| What you are asked to do |
Write the records out exactly as shown. No pictures.

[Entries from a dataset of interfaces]
= = = =
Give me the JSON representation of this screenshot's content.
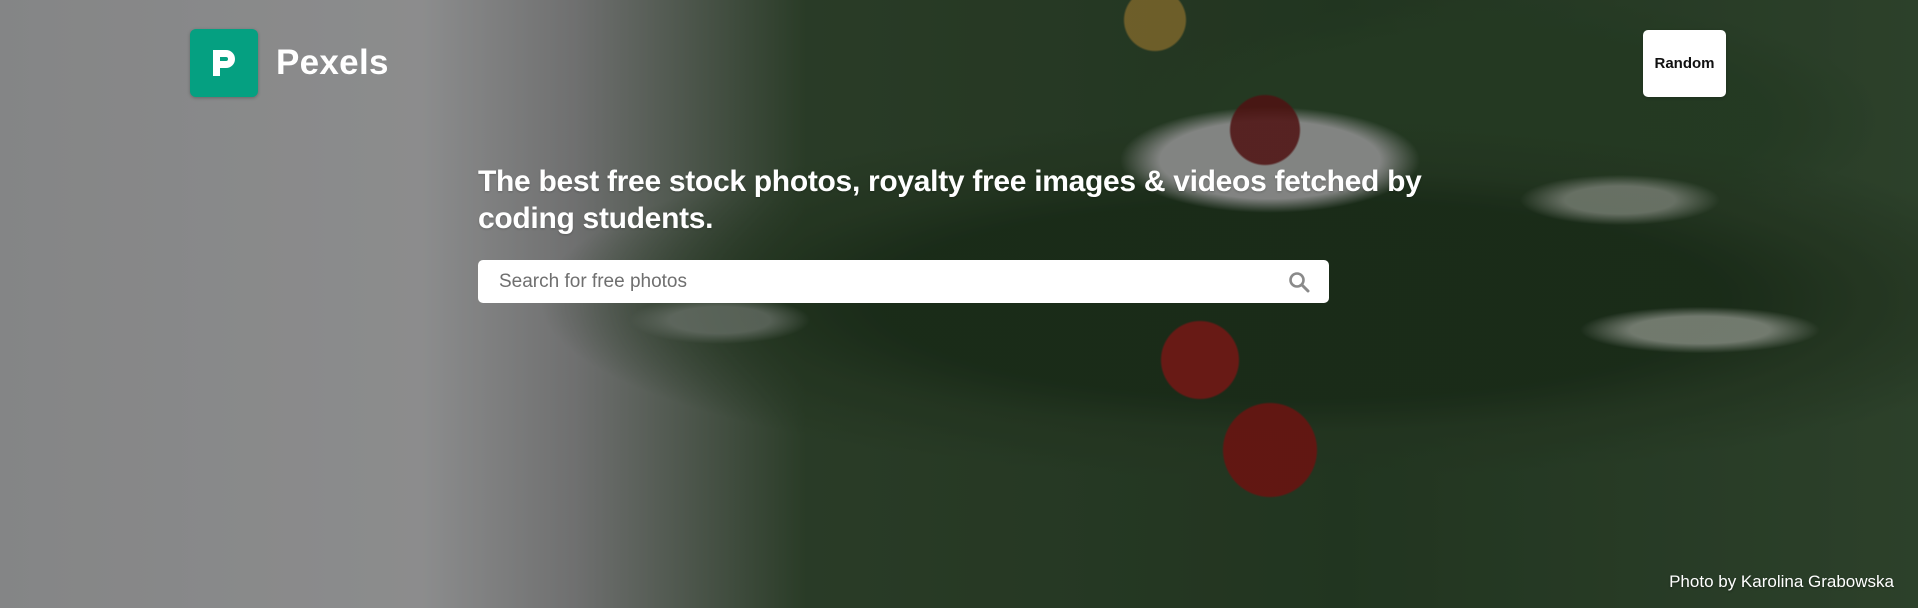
{
  "brand": {
    "name": "Pexels",
    "logo_icon": "pexels-p-icon",
    "accent_color": "#05a081"
  },
  "header": {
    "random_label": "Random"
  },
  "hero": {
    "tagline": "The best free stock photos, royalty free images & videos fetched by coding students.",
    "background_image": "christmas-wreath-photo"
  },
  "search": {
    "placeholder": "Search for free photos",
    "value": "",
    "icon": "search-icon"
  },
  "credit": {
    "text": "Photo by Karolina Grabowska"
  }
}
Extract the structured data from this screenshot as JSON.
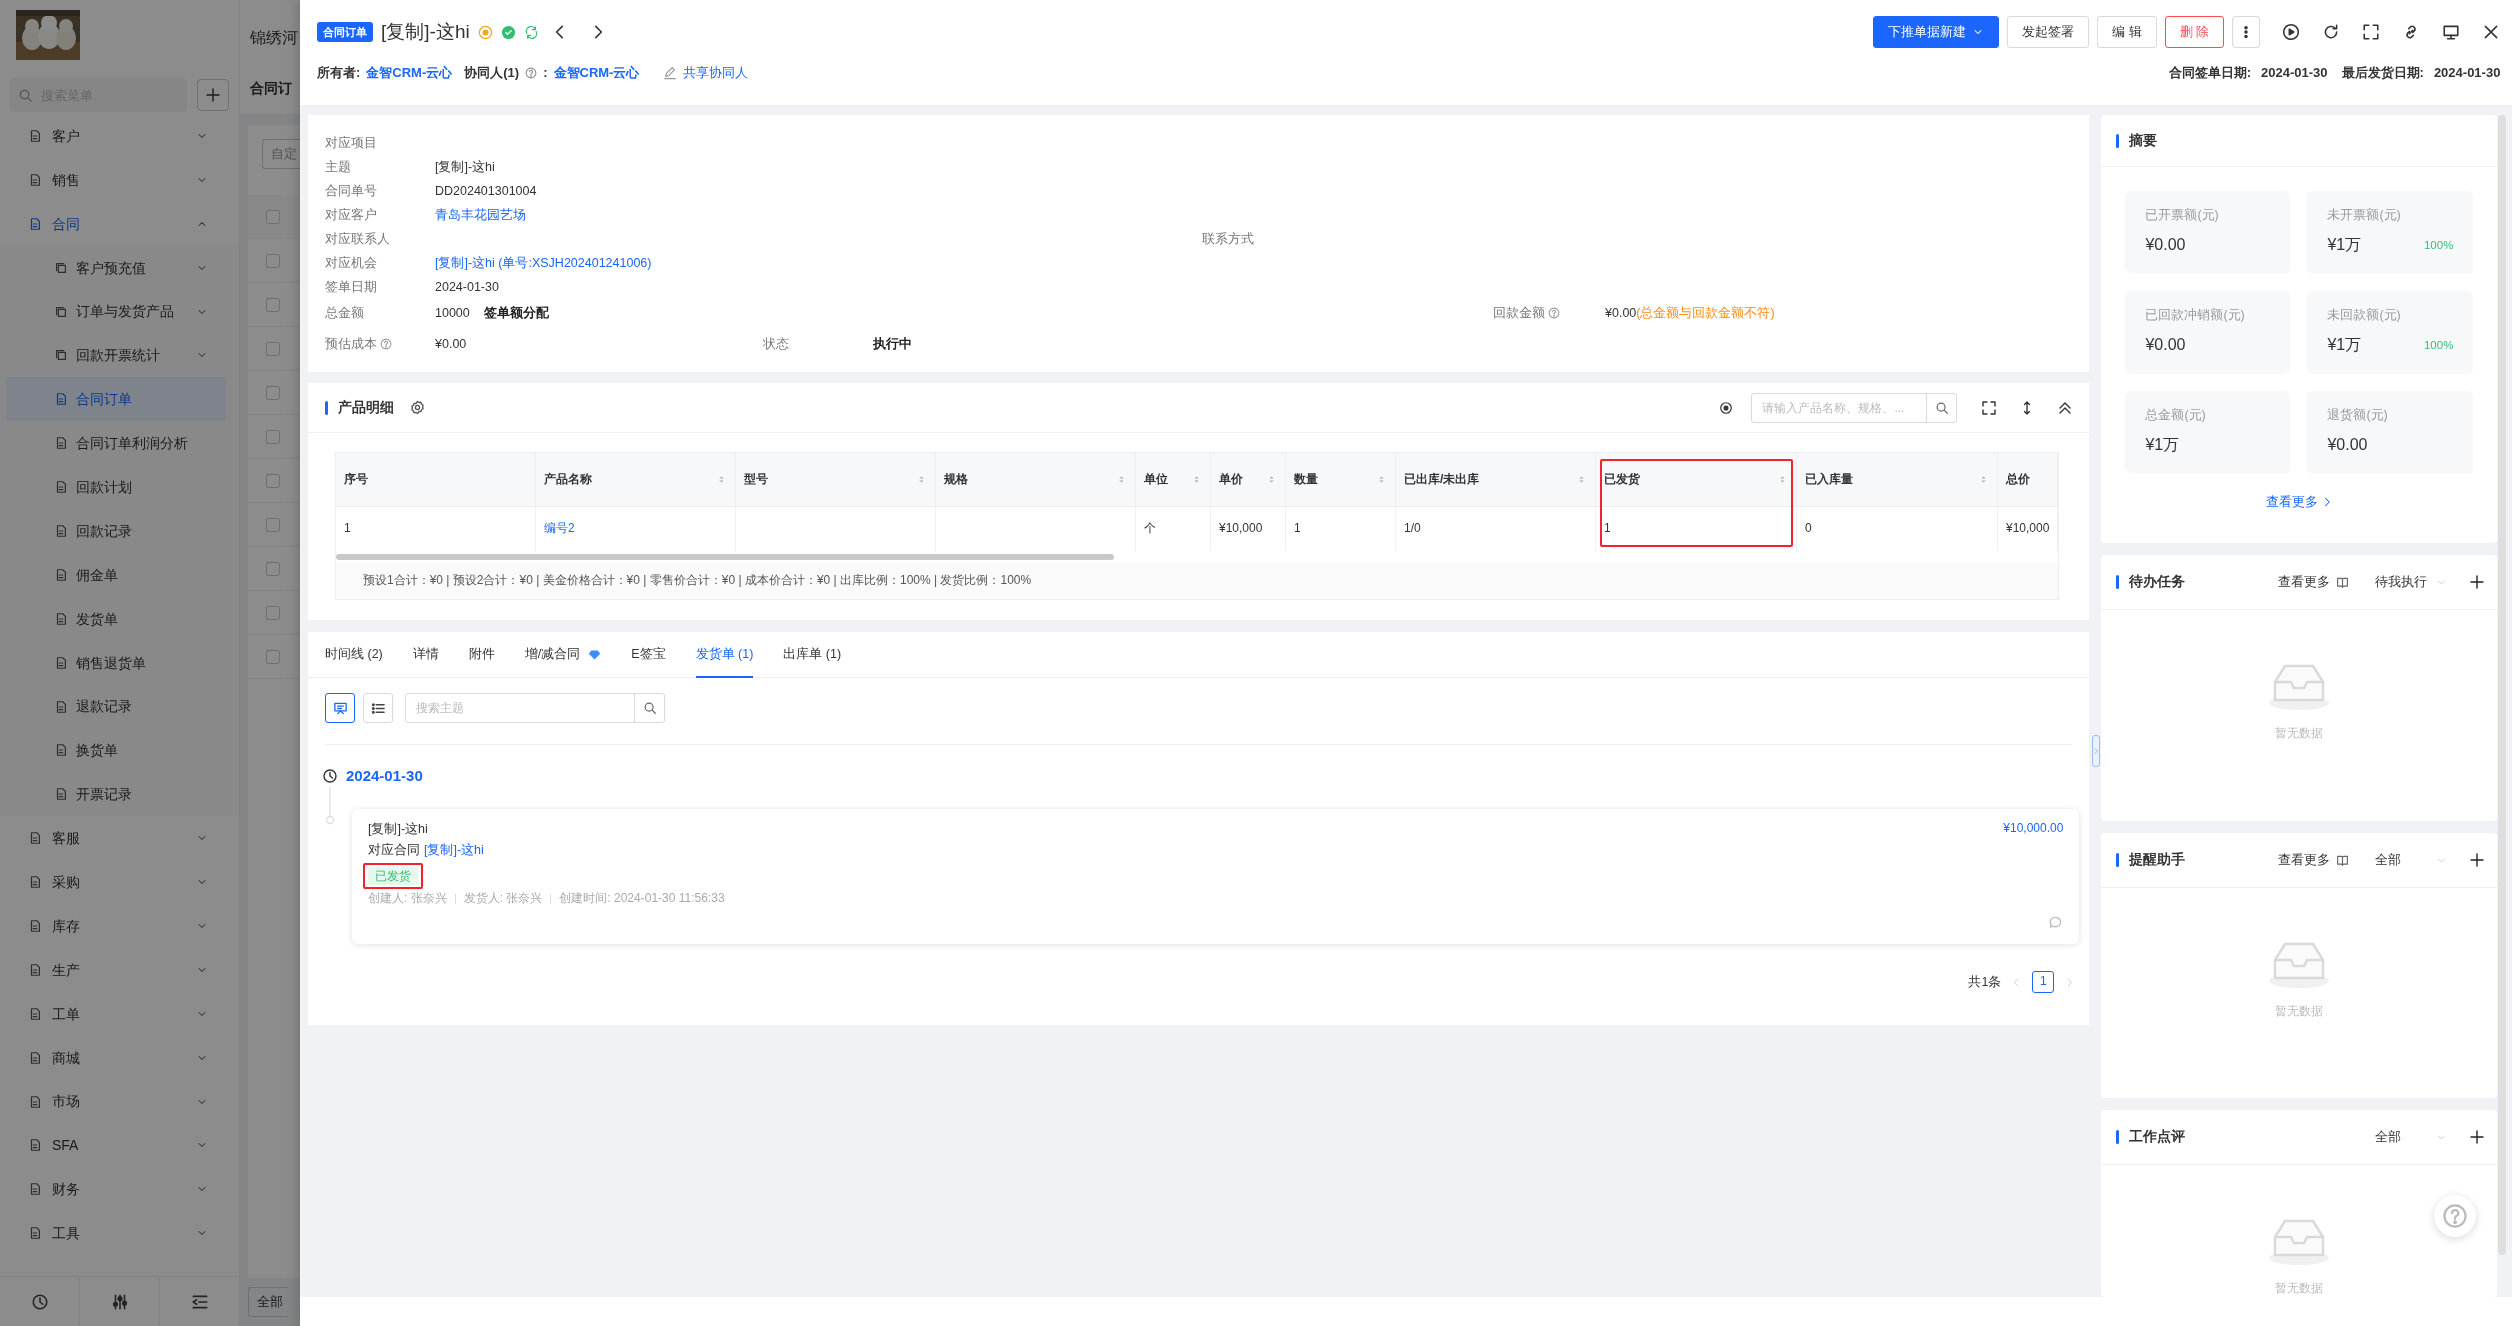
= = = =
| Task solution |
Give me the JSON representation of this screenshot's content.
{
  "brand": {
    "name": "Pexels",
    "logo_icon": "pexels-p-icon",
    "accent_color": "#05a081"
  },
  "header": {
    "random_label": "Random"
  },
  "hero": {
    "tagline": "The best free stock photos, royalty free images & videos fetched by coding students.",
    "background_image": "christmas-wreath-photo"
  },
  "search": {
    "placeholder": "Search for free photos",
    "value": "",
    "icon": "search-icon"
  },
  "credit": {
    "text": "Photo by Karolina Grabowska"
  }
}
Extract the structured data from this screenshot as JSON.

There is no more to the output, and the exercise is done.